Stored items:

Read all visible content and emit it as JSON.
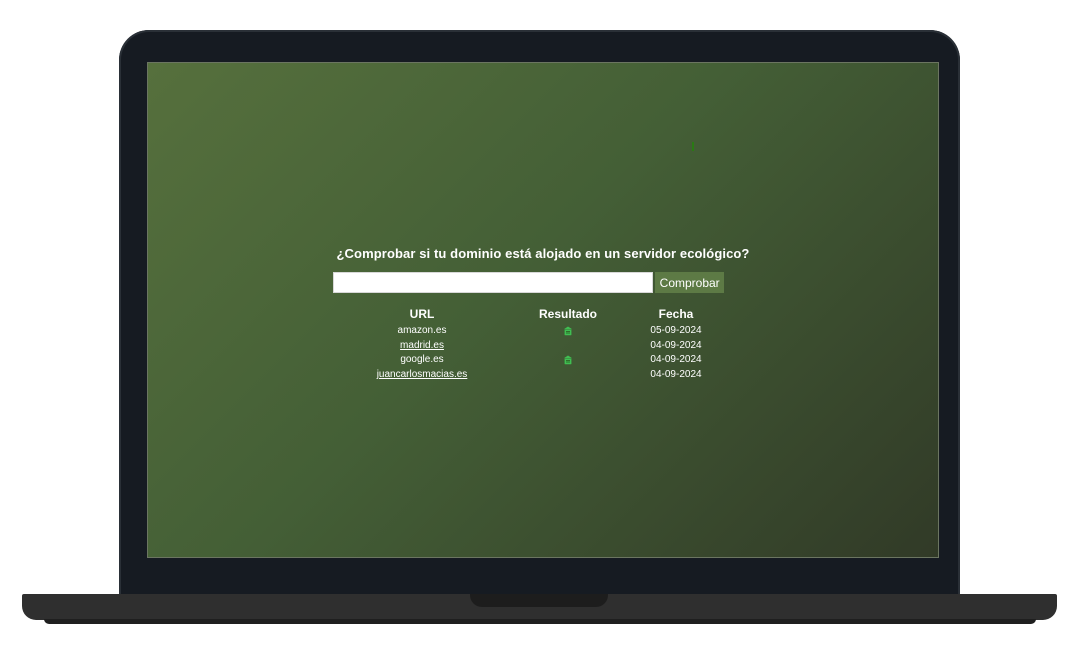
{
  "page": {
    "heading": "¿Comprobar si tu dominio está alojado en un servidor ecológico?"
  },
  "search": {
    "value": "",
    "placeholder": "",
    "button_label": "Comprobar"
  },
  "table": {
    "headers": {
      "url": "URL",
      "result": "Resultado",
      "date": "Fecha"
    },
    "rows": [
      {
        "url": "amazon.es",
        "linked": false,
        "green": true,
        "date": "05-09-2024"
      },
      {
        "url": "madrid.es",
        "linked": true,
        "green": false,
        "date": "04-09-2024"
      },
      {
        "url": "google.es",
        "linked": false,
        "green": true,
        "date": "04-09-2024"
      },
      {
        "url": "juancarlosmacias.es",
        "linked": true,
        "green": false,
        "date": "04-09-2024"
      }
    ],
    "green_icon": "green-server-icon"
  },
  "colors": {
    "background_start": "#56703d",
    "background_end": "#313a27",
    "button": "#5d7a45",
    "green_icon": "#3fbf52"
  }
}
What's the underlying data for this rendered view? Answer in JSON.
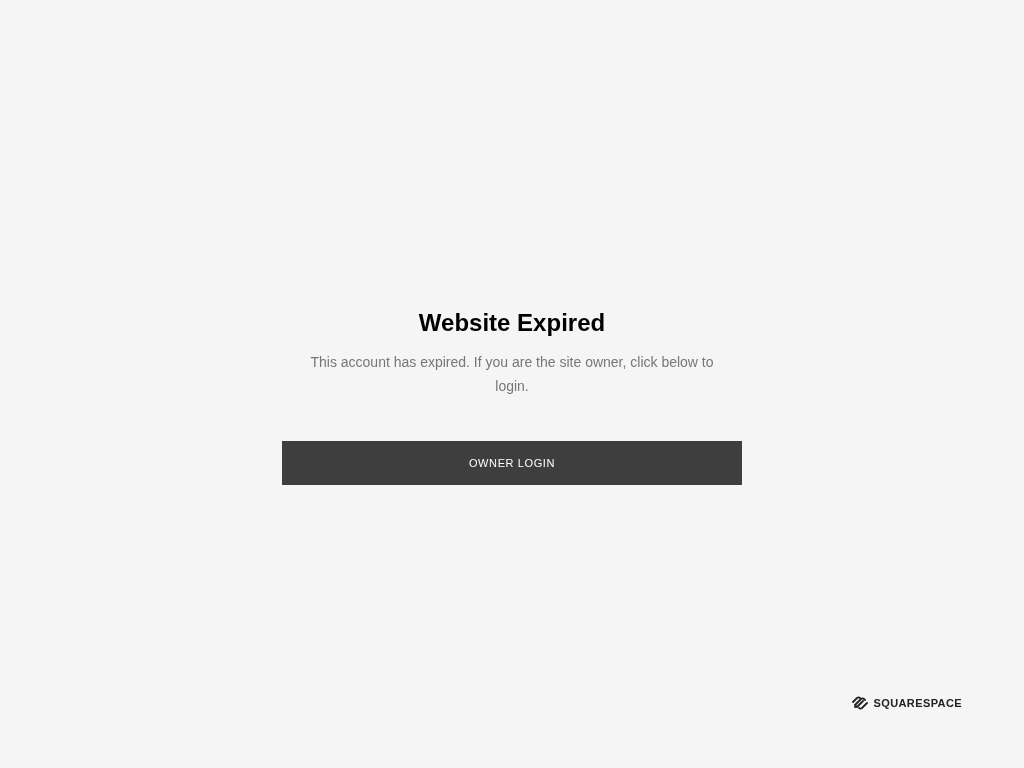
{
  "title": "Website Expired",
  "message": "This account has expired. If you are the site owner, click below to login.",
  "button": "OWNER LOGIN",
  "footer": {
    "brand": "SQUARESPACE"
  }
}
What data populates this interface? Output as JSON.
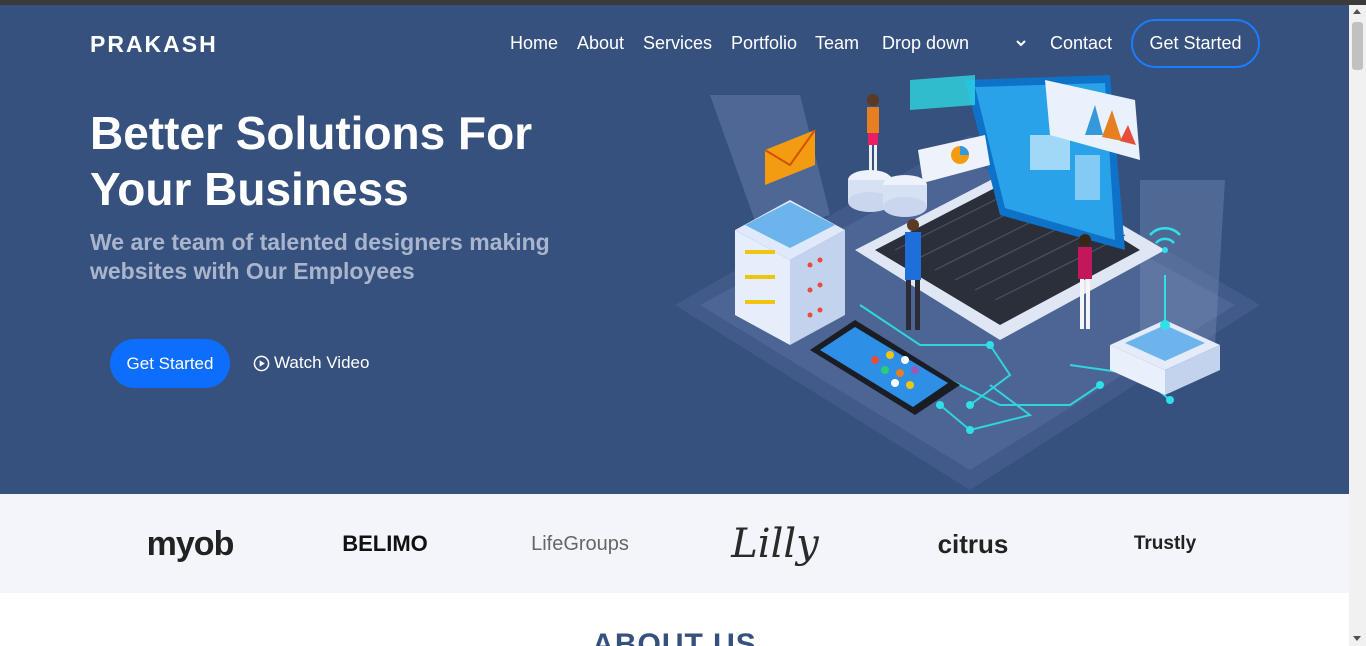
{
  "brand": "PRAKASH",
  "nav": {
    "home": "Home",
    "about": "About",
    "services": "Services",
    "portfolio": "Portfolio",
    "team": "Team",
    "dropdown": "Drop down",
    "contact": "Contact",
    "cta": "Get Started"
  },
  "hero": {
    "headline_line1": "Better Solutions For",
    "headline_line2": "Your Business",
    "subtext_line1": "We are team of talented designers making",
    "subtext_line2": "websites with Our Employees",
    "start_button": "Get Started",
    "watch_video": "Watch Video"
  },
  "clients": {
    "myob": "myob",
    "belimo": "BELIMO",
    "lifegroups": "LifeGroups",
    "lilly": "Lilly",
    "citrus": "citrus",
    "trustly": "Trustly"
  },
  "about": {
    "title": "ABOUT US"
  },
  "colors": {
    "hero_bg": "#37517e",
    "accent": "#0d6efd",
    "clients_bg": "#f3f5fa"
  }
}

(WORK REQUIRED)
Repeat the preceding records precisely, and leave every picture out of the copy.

(ANSWER)
Read all visible content and emit it as JSON.
{
  "page": {
    "heading": "¿Comprobar si tu dominio está alojado en un servidor ecológico?"
  },
  "search": {
    "value": "",
    "placeholder": "",
    "button_label": "Comprobar"
  },
  "table": {
    "headers": {
      "url": "URL",
      "result": "Resultado",
      "date": "Fecha"
    },
    "rows": [
      {
        "url": "amazon.es",
        "linked": false,
        "green": true,
        "date": "05-09-2024"
      },
      {
        "url": "madrid.es",
        "linked": true,
        "green": false,
        "date": "04-09-2024"
      },
      {
        "url": "google.es",
        "linked": false,
        "green": true,
        "date": "04-09-2024"
      },
      {
        "url": "juancarlosmacias.es",
        "linked": true,
        "green": false,
        "date": "04-09-2024"
      }
    ],
    "green_icon": "green-server-icon"
  },
  "colors": {
    "background_start": "#56703d",
    "background_end": "#313a27",
    "button": "#5d7a45",
    "green_icon": "#3fbf52"
  }
}
What's the underlying data for this rendered view? Answer in JSON.
{
  "title": "Website Expired",
  "message": "This account has expired. If you are the site owner, click below to login.",
  "button": "OWNER LOGIN",
  "footer": {
    "brand": "SQUARESPACE"
  }
}
What data populates this interface? Output as JSON.
{
  "brand": "PRAKASH",
  "nav": {
    "home": "Home",
    "about": "About",
    "services": "Services",
    "portfolio": "Portfolio",
    "team": "Team",
    "dropdown": "Drop down",
    "contact": "Contact",
    "cta": "Get Started"
  },
  "hero": {
    "headline_line1": "Better Solutions For",
    "headline_line2": "Your Business",
    "subtext_line1": "We are team of talented designers making",
    "subtext_line2": "websites with Our Employees",
    "start_button": "Get Started",
    "watch_video": "Watch Video"
  },
  "clients": {
    "myob": "myob",
    "belimo": "BELIMO",
    "lifegroups": "LifeGroups",
    "lilly": "Lilly",
    "citrus": "citrus",
    "trustly": "Trustly"
  },
  "about": {
    "title": "ABOUT US"
  },
  "colors": {
    "hero_bg": "#37517e",
    "accent": "#0d6efd",
    "clients_bg": "#f3f5fa"
  }
}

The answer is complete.